TO DO -> Each line of the data below containing "Configure" needs to be listed.

Recorded data ->
== Segment start ==
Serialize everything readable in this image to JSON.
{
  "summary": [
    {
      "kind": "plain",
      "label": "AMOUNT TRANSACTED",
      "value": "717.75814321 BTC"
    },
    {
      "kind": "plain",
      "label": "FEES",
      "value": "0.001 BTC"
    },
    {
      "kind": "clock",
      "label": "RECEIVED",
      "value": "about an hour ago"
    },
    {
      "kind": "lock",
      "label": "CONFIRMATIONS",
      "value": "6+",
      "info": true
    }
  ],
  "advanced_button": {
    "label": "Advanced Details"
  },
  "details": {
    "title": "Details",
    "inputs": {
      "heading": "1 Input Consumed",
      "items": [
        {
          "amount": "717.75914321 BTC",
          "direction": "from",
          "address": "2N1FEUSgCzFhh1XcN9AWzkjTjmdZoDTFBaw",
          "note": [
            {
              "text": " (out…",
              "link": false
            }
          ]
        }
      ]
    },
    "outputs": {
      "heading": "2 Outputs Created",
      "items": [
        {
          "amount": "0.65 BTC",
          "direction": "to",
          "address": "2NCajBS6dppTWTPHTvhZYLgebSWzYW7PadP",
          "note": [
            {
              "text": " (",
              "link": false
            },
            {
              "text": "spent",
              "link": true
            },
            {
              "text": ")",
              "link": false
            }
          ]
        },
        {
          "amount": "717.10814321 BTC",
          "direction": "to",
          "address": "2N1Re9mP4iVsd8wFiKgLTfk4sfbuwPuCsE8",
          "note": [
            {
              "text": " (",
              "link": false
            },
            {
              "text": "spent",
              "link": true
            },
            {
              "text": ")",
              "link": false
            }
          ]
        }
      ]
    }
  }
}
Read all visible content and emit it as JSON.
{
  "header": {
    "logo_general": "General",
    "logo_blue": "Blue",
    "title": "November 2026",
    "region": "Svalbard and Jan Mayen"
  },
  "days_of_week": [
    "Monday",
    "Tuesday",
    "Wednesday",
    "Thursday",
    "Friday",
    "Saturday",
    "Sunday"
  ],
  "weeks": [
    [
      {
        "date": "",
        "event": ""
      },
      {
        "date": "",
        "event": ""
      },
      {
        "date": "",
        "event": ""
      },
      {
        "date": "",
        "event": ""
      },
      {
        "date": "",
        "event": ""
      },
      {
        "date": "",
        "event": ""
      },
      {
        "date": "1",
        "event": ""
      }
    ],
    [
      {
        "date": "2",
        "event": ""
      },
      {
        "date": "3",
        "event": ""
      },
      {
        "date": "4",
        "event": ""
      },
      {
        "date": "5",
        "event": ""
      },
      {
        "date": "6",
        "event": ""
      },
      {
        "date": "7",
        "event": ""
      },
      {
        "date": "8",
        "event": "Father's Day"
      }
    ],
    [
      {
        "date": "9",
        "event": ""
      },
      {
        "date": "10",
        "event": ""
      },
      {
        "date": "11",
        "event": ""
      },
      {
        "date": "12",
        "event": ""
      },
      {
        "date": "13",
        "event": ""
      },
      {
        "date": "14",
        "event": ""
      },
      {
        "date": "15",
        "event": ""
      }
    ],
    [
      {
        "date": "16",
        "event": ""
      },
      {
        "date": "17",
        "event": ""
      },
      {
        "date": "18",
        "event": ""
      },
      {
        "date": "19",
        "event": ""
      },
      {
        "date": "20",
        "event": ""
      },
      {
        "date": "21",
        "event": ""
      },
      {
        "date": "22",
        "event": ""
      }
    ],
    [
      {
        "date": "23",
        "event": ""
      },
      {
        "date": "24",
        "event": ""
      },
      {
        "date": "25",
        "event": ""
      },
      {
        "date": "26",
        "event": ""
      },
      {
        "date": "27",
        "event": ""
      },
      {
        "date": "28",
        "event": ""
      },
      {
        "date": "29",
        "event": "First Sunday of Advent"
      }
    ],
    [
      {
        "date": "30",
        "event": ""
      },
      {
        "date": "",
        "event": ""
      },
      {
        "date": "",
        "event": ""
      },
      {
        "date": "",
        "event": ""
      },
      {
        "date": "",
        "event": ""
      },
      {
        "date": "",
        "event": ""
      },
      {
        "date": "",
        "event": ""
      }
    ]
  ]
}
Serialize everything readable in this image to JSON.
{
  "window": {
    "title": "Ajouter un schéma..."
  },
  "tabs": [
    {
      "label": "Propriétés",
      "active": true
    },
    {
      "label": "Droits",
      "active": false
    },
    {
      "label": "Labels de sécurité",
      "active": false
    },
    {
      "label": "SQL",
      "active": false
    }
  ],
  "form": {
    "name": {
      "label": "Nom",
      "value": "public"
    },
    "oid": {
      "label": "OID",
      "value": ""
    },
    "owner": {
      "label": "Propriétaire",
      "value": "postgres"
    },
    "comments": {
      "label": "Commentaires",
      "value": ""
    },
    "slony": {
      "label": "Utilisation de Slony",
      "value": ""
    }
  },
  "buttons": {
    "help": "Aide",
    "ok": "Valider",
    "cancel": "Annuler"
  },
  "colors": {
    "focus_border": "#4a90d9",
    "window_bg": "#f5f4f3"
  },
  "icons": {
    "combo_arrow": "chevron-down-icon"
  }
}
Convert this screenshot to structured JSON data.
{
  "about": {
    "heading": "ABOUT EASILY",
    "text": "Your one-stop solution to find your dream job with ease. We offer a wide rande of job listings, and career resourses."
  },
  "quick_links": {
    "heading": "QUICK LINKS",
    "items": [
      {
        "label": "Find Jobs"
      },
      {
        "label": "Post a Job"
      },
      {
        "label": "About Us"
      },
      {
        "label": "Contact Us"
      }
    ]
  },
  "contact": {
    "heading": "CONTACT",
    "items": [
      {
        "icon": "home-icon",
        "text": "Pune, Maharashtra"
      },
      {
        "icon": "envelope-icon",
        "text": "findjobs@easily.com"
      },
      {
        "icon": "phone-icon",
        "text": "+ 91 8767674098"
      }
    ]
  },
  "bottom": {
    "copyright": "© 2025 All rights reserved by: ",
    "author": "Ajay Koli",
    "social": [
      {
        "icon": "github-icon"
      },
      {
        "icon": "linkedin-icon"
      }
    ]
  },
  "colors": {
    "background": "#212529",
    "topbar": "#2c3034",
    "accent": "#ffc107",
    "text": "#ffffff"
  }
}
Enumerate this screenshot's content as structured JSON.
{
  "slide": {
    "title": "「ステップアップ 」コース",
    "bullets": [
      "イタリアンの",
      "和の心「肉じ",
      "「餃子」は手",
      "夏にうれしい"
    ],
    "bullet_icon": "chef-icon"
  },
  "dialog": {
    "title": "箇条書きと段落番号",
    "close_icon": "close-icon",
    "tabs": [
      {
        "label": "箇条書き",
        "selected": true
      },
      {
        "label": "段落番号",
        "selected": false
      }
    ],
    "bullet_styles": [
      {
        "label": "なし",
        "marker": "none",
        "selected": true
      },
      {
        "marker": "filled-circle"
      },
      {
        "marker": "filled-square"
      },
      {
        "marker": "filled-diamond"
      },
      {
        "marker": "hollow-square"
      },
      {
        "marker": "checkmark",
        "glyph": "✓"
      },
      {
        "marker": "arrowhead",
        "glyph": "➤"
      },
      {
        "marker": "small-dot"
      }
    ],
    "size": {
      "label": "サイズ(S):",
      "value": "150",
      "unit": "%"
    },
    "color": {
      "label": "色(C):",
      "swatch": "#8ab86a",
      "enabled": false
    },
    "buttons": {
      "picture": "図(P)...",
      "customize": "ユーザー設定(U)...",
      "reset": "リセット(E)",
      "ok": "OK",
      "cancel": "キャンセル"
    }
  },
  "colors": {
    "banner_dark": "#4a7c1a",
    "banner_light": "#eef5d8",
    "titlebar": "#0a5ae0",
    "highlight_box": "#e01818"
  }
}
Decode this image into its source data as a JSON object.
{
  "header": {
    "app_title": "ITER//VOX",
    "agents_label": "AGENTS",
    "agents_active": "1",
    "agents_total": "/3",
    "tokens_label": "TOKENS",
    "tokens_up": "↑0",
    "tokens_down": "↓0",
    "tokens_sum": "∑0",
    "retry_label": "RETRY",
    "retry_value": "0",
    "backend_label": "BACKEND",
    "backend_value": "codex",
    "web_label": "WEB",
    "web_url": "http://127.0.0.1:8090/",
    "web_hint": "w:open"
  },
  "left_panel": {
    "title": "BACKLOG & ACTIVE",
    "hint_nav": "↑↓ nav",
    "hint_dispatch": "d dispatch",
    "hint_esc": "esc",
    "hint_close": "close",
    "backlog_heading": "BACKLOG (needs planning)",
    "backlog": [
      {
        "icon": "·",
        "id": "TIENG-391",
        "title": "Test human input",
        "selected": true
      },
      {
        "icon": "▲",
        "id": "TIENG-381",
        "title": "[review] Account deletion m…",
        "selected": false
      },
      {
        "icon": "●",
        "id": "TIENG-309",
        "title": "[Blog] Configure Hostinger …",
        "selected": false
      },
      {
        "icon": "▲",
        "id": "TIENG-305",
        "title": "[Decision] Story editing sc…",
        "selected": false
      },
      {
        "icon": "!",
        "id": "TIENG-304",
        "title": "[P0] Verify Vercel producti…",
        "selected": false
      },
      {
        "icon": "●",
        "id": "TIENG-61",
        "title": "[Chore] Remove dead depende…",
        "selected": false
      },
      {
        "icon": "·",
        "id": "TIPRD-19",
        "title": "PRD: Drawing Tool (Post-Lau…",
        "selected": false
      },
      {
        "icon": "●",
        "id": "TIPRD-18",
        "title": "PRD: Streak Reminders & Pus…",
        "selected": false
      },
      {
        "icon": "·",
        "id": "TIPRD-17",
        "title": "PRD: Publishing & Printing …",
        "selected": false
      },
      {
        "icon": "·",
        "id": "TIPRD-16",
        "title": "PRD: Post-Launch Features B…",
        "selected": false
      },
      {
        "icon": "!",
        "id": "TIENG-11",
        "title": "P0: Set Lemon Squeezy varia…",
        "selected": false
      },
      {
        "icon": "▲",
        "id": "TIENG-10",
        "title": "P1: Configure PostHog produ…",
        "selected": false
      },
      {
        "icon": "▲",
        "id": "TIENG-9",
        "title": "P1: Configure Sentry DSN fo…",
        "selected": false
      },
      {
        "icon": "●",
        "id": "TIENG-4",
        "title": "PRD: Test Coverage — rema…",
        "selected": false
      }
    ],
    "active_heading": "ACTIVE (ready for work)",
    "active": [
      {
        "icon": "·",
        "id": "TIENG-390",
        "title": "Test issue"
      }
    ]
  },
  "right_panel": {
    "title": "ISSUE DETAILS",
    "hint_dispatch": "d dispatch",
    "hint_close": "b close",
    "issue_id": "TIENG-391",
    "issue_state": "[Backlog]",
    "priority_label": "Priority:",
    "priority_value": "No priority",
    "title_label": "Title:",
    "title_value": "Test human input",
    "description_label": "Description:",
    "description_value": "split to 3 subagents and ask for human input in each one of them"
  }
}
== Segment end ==
ANSWER SPACE ->
        "title": "[Blog] Configure Hostinger …",
        "title": "P1: Configure PostHog produ…",
        "title": "P1: Configure Sentry DSN fo…",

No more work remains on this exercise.